▶ _What you will do_
Look through the records and copy each line that has "override" in it.

Start of Entries shown

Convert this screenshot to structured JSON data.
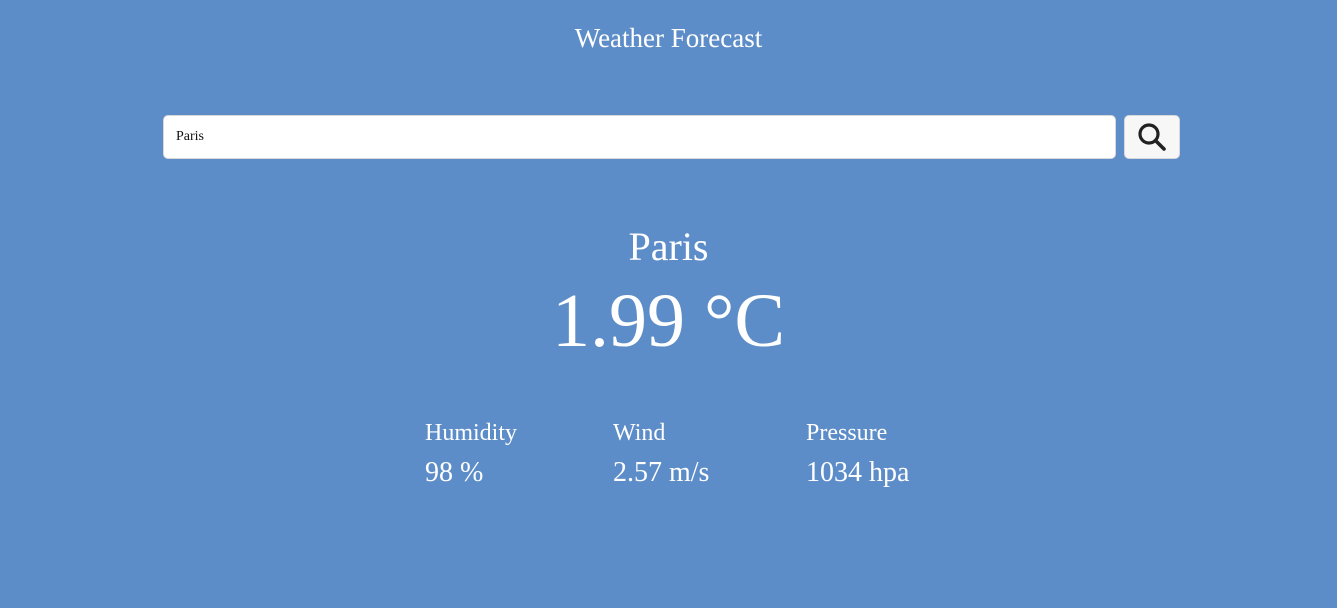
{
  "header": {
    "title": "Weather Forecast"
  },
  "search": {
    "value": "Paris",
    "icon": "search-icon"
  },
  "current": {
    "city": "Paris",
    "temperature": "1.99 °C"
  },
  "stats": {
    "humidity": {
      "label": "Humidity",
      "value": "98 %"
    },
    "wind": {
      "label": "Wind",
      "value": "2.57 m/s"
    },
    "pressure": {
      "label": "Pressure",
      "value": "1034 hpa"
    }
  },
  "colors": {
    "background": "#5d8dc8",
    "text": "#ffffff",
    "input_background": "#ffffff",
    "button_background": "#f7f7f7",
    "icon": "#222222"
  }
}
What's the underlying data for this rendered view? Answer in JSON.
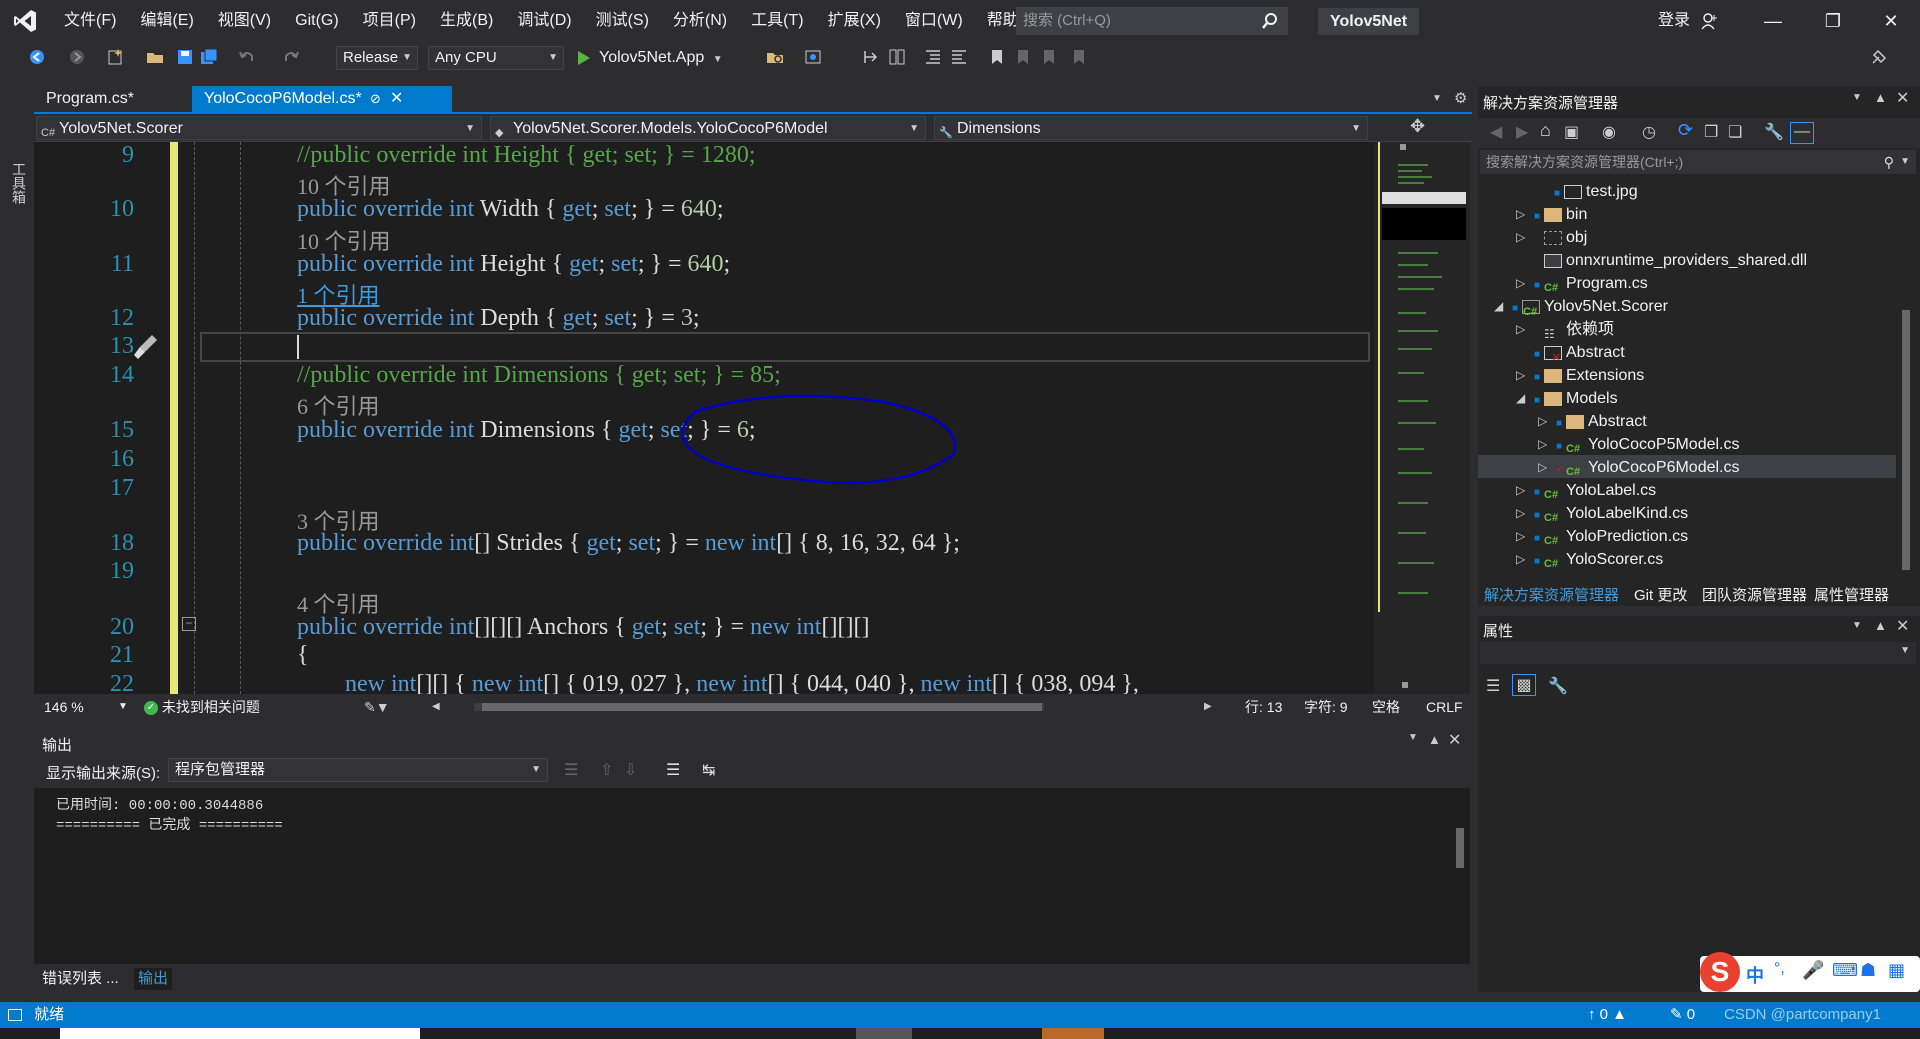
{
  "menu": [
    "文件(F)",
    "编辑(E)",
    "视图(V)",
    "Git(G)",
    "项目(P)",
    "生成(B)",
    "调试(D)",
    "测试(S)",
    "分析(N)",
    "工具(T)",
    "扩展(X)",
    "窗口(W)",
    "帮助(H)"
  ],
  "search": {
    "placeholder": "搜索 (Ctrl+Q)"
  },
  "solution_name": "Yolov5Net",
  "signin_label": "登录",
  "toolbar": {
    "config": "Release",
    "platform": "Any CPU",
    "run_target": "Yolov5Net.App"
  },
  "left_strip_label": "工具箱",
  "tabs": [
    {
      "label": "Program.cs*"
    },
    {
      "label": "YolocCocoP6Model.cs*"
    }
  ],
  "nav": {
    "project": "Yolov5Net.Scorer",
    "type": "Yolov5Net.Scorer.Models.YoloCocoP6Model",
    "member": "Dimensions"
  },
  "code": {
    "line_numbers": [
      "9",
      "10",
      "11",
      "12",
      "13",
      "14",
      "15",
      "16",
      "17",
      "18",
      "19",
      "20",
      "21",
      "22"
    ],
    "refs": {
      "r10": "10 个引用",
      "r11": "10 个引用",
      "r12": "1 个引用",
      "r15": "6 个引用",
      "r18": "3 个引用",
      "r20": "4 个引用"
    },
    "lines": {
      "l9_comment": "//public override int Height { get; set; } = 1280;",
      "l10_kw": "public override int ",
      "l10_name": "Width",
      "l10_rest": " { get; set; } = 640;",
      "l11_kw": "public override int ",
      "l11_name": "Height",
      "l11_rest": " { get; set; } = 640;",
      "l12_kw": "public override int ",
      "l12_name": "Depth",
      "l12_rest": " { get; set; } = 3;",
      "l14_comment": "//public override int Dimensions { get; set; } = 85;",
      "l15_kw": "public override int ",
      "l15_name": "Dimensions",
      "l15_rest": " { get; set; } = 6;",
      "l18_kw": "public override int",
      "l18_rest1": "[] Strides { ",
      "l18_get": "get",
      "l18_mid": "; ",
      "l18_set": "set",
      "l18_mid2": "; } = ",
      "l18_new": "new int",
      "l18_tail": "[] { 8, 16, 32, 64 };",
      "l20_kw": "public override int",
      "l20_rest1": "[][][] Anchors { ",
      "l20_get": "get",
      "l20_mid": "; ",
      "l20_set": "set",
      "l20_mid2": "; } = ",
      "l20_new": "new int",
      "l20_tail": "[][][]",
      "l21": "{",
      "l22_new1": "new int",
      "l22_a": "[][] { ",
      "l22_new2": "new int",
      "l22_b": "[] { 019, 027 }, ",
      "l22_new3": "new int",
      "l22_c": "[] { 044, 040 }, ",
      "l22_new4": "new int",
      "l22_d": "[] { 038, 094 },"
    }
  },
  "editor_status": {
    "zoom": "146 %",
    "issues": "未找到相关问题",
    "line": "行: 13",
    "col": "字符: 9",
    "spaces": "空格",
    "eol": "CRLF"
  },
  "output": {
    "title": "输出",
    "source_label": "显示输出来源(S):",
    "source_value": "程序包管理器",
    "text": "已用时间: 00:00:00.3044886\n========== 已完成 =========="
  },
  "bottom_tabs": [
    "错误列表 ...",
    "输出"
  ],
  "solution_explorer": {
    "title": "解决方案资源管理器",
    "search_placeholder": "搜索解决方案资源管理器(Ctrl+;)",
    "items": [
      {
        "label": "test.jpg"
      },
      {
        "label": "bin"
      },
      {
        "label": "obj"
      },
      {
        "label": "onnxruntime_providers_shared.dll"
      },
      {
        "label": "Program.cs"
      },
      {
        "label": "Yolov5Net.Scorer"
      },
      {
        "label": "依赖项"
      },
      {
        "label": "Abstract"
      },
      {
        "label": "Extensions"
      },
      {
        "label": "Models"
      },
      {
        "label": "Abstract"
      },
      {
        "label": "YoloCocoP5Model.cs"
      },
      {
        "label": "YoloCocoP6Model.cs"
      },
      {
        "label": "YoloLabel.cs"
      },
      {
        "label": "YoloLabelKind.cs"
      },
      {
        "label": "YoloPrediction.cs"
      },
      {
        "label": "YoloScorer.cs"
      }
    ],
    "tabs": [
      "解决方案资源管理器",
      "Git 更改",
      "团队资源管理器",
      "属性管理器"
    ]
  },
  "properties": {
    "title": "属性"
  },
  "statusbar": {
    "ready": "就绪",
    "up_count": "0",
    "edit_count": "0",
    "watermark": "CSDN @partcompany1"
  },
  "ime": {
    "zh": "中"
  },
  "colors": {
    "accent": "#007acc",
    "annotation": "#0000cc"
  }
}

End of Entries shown

▶ _Your solution_
      "l9_comment": "//public override int Height { get; set; } = 1280;",
      "l10_kw": "public override int ",
      "l11_kw": "public override int ",
      "l12_kw": "public override int ",
      "l14_comment": "//public override int Dimensions { get; set; } = 85;",
      "l15_kw": "public override int ",
      "l18_kw": "public override int",
      "l20_kw": "public override int",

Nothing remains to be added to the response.